Hormone therapy (ADT), using luteinizing hormone releasing hormone (LHRH) agonists or gonadatropin releasing hormone or GnRH agonists (Lupron, Zoladex, Trelstar, Viadur, Vantas, Eligard and Synarel ) have been known to have many side effects, some severe and potentially life threatening. Many of us believe that ADT is associated with cardiovascular disease and diabetes along with a myriad other morbidity issues. During the last few years the relationship of ADT and these potentially life threatening diseases has become become a bigger question.

The Food & Drug Administration (FDA) has announced that it will be evaluating the role these drugs have in increasing the risk for diabetes and cardiovascular disease. The FDA safety announcement (05-03-2010), “FDA Drug Safety Communication: Ongoing Safety Review of GnRH Agonists and possible increased risk of diabetes and certain cardiovascular diseases” states that (GnRH) Agonists may increase the risk of diabetes and certain cardiovascular diseases (heart attack, sudden cardiac death, stroke) in men receiving these medications for the treatment of prostate cancer.

The safety announcement asserts that in six published reports the use of ADT appears to cause a slight increase risk for diabetes and cardiovascular disease. However, they also state that these studies do have design limitations that make it unclear if there is an actual cause and effect relationship.

Until ADT is better evaluated the FDA has published the following recommendations:

Healthcare professionals should be aware of these potential safety issues and carefully weigh the benefits and risks of GnRH agonists when determining treatment.

Patients receiving GnRH agonists should be monitored for development of diabetes and cardiovascular disease.

Health care professionals should manage cardiovascular risk factors for patients, such as smoking and increases in blood pressure, cholesterol, blood sugar, and weight, according to current clinical practice.

Patients should not stop their treatment with GnRH agonists unless told to do so by their healthcare professional.

Based on the FDA guidelines you should continue ADT to treat advanced prostate cancer.

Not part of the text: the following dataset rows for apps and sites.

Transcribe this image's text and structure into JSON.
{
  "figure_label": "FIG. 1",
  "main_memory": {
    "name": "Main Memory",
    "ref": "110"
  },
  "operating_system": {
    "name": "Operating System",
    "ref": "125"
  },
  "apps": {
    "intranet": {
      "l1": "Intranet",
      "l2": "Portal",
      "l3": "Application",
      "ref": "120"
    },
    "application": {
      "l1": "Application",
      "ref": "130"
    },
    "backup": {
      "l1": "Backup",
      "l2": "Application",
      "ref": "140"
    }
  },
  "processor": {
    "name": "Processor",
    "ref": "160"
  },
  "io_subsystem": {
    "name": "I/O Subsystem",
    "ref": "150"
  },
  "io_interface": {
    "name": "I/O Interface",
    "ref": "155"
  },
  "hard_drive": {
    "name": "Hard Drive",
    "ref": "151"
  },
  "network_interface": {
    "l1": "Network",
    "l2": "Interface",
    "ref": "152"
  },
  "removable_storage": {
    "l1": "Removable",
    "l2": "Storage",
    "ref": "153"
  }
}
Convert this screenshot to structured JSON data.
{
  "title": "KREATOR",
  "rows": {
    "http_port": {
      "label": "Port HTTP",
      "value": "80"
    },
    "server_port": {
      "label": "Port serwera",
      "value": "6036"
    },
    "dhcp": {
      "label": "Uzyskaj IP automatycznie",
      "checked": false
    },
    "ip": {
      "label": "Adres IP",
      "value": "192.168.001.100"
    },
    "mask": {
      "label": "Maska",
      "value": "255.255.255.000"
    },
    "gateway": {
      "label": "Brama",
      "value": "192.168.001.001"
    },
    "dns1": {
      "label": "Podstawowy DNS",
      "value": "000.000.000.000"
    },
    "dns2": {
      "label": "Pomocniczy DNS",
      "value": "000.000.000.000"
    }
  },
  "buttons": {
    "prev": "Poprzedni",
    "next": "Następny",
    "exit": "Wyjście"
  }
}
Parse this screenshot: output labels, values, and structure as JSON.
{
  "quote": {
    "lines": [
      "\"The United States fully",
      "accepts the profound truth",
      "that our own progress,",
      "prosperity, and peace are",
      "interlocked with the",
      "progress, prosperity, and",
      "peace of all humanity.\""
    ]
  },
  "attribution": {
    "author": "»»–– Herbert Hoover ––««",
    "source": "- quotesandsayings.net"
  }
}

However, if you have any family or personal history with diabetes and cardiovascular diseases make sure that your oncologist is made aware. Additionally, if you are under the care of a cardiologist or endocrinologist, speak to them prior to starting or continuing ADT.

Additionally, ask your doctor about intermittent ADT as opposed to continuous treatment. There is no evidence that intermittent therapy might have a better outcome in the prevention of diabetes and cardiovascular diseases, but it is worth a conversation with your doctor. Additionally, the FDA has not determined that ADT does increase the risk for developing diabetes and cardiovascular diseases, but there is also no evidence that ADT will extend life, especially in men with PSA only increases.

Again, we are faced the yet another prostate cancer dilemma, when to start ADT, if at all. What are the relative risks and rewards? Decisions about this can only be made with careful consultations with your doctors topped with some additional prayers.

Report a Serious Problem with ADT or any drug contact your doctor and the FDA at:


1-800-FDA-0178 Fax

MedWatch on-line

Regular Mail: Use postage-paid FDA Form 35004
and to: MedWatch 5600 Fishers Lane
Rockville, MD 20852-9787

Joel T Nowak, MA, MSW